“In terms of the debt to Gross Domestic Product (GDP) ratio, I restated the Government’s commitment to see the ratio fall from approximately 130 per cent of GDP at the end of March 2012 to about 100 per cent in the medium term,” Dr. Phillips said.
“We agreed that the initiatives to enable the economy to grow, to create jobs and to improve competitiveness are crucial imperatives as the medium term objectives cannot be met by fiscal efforts alone,” he added.
In the meantime, Dr. Phillips said the IDB was concerned about Jamaica’s fiscal and debt situation as at December 31, 2011.
He noted that the government has sought to assure the IDB management and some members of the Board of the IDB of the need for the new administration to be given the opportunity to set out its policy approach, which includes a new programme with the IMF.
The Finance Minister also informed that for its part the World Bank has acknowledged the need for Jamaica to reach an agreement with the IMF and reiterated its commitment to providing technical assistance in areas such as pension reform, social protection programmes and Information and Communication Technologies development.
He also noted that the most significant obstacle in the discussions with the Washington-based institutions was the “loss of credibility” that the country is facing due to the failure of the previous administration to carry through the commitments made under the IMF Standby Agreement.
In his remarks, Opposition Spokesperson on Finance, Audley Shaw denied that there has been a break down and a loss of credibility with the multilateral institutions due to the failure of the previous administration to carry through commitments made under the IMF Standby Agreement.

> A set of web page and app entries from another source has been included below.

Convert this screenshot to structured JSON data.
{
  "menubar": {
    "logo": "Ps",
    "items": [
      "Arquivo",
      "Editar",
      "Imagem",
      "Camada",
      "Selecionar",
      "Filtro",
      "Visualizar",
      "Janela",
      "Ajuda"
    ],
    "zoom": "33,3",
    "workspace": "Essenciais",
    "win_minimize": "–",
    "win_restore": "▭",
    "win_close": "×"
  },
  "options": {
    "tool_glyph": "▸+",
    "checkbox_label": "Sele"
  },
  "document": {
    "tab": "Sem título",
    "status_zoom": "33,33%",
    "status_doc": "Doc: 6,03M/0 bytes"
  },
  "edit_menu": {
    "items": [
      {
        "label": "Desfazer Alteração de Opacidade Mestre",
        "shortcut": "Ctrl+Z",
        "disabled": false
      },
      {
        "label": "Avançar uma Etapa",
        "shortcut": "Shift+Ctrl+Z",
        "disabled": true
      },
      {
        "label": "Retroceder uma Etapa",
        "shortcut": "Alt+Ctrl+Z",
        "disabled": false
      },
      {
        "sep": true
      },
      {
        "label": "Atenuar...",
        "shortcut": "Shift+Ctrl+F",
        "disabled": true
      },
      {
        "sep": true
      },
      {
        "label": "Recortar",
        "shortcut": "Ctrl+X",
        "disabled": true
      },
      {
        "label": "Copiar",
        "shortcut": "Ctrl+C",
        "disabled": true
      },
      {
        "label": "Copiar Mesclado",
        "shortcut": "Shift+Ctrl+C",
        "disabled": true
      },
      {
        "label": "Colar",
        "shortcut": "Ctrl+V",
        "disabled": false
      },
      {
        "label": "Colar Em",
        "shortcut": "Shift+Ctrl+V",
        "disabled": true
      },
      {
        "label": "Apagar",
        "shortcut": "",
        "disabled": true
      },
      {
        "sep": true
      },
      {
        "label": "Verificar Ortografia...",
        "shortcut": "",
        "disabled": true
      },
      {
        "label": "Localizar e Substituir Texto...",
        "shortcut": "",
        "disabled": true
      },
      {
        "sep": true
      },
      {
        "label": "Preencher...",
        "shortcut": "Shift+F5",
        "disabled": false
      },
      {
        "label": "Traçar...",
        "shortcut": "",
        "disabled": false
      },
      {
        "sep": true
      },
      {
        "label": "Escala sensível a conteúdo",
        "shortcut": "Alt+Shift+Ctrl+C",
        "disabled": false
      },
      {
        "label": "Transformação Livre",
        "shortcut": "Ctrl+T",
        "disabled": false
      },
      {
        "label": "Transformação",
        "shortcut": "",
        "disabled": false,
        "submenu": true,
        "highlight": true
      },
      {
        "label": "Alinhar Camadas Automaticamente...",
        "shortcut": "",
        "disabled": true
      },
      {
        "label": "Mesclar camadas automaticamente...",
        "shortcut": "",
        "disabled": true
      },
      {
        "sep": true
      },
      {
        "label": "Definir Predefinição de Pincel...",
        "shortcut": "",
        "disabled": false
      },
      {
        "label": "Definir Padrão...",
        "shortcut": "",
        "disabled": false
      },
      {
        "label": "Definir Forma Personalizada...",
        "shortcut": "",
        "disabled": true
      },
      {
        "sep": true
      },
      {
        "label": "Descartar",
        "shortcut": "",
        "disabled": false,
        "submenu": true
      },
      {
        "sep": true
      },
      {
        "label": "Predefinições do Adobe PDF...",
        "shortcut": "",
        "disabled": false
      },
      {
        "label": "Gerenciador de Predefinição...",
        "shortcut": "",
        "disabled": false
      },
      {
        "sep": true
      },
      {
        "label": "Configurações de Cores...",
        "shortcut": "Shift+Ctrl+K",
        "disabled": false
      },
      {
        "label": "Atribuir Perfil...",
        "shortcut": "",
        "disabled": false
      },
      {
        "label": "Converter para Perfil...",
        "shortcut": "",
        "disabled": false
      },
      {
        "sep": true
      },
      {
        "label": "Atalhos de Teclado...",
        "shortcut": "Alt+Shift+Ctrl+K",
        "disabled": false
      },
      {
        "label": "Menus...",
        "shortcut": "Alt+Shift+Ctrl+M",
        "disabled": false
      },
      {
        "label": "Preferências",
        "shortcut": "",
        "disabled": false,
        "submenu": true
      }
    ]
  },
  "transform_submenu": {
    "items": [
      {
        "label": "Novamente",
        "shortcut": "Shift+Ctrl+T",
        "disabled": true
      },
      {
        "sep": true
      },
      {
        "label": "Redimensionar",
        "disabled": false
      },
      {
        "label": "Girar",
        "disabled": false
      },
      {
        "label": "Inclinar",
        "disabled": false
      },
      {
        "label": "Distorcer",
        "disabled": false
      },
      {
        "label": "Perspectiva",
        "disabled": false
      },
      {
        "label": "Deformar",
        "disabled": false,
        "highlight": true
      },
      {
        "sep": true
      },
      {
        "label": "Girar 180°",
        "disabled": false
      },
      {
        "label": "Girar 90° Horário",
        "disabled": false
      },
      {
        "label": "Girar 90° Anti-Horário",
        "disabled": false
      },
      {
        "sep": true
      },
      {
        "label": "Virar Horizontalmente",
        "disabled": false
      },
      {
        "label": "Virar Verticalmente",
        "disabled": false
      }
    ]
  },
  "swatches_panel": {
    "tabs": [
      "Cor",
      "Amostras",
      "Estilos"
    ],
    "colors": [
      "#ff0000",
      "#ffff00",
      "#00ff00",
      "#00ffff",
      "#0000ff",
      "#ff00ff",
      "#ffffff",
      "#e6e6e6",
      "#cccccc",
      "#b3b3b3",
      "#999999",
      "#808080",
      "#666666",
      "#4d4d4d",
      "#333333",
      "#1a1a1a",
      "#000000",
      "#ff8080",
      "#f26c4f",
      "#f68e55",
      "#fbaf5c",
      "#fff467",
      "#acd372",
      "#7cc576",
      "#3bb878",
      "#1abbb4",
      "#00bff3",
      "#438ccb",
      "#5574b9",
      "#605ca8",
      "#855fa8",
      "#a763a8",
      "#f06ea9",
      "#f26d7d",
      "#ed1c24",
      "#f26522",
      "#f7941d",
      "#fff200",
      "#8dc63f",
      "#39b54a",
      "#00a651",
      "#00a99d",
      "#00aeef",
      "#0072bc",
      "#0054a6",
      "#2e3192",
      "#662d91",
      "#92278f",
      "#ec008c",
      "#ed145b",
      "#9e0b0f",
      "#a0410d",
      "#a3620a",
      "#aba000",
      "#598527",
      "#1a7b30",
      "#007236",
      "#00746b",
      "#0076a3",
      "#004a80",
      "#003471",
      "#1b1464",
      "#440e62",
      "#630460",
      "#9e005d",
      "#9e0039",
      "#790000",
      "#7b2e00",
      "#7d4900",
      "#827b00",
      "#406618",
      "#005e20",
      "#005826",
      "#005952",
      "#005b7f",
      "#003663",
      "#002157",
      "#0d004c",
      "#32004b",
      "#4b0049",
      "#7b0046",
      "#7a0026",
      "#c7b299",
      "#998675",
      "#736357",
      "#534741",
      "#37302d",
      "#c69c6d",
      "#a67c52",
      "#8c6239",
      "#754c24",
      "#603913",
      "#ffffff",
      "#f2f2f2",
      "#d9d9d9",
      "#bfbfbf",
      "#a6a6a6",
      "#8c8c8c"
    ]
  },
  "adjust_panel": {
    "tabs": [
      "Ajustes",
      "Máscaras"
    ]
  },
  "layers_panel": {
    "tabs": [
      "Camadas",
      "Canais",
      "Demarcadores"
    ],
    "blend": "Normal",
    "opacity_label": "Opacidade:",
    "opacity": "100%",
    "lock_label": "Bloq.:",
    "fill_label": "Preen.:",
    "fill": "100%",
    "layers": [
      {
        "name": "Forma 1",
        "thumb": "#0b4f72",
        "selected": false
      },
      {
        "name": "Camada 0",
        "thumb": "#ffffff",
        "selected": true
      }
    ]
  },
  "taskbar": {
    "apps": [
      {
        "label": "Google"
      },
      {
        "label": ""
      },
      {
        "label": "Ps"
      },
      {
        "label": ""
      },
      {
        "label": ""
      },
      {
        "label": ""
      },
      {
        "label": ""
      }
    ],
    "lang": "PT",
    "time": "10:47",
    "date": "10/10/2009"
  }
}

He also queried when process to undertake tax reform will be completed as well as the sale of Clarendon Alumina Partners (CAP).
In his response Dr. Phillips said in relation to the Standby Agreement that had been entered into there were two reviews that were successfully completed.
“There were six reviews to be done, the others were not successfully completed and by the end of the programme there had been no discussions surrounding the programme for close to eight months. I am not trying to blame (the previous administration) I am just simply stating a matter of fact. I am saying that Jamaica has to do much to restore its credibility with the multilaterals and generally in the market place in relation to the agreements entered into and not concluded,” Dr. Phillips said.
In relation to the tax reform, the Minister said he hopes to have the policy document prepared before the finalisation of the 2012/13 budget.
“This means that the committee on tax measures that is meeting right now will not have an extended period for further public discussions. We will have to hear the groups presenting those submissions and then we would have to prepare a report from the committee and hopefully get the concurrence of the House,” Dr. Phillips said.
In relation to CAP Dr. Phillips said the government has had discussions with Alcoa and the prospective purchasers.
“We are still pursuing the discussions. Alcoa was here last week, Glencore was here earlier and I expect them to come again. So those discussions are proceeding but again I cannot give you at this point a timetable because of when that will come to conclusion,” the Finance Minister said.